[Website and app data records]
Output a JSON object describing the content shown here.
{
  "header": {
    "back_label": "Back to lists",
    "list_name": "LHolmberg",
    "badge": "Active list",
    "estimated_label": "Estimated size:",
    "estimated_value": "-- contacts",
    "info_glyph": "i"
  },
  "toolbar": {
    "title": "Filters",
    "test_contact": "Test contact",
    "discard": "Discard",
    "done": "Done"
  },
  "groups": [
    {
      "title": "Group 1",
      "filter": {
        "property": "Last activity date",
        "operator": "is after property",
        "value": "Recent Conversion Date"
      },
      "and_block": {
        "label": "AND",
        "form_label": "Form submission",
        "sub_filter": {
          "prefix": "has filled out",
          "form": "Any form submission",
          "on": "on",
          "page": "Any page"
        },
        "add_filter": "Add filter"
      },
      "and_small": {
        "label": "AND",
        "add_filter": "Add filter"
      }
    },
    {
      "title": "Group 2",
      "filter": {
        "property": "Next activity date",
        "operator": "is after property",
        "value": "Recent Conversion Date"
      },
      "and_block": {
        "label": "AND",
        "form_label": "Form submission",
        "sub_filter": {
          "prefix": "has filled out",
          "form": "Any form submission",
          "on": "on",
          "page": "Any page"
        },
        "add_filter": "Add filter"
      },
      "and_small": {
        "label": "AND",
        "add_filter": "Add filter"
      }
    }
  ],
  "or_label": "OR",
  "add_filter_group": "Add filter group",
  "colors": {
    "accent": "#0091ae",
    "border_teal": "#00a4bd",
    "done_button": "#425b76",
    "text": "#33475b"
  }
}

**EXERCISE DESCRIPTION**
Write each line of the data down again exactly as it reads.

**EXERCISE SOLUTION**
Output a JSON object describing the content shown here.
{
  "header": {
    "back_label": "Back to lists",
    "list_name": "LHolmberg",
    "badge": "Active list",
    "estimated_label": "Estimated size:",
    "estimated_value": "-- contacts",
    "info_glyph": "i"
  },
  "toolbar": {
    "title": "Filters",
    "test_contact": "Test contact",
    "discard": "Discard",
    "done": "Done"
  },
  "groups": [
    {
      "title": "Group 1",
      "filter": {
        "property": "Last activity date",
        "operator": "is after property",
        "value": "Recent Conversion Date"
      },
      "and_block": {
        "label": "AND",
        "form_label": "Form submission",
        "sub_filter": {
          "prefix": "has filled out",
          "form": "Any form submission",
          "on": "on",
          "page": "Any page"
        },
        "add_filter": "Add filter"
      },
      "and_small": {
        "label": "AND",
        "add_filter": "Add filter"
      }
    },
    {
      "title": "Group 2",
      "filter": {
        "property": "Next activity date",
        "operator": "is after property",
        "value": "Recent Conversion Date"
      },
      "and_block": {
        "label": "AND",
        "form_label": "Form submission",
        "sub_filter": {
          "prefix": "has filled out",
          "form": "Any form submission",
          "on": "on",
          "page": "Any page"
        },
        "add_filter": "Add filter"
      },
      "and_small": {
        "label": "AND",
        "add_filter": "Add filter"
      }
    }
  ],
  "or_label": "OR",
  "add_filter_group": "Add filter group",
  "colors": {
    "accent": "#0091ae",
    "border_teal": "#00a4bd",
    "done_button": "#425b76",
    "text": "#33475b"
  }
}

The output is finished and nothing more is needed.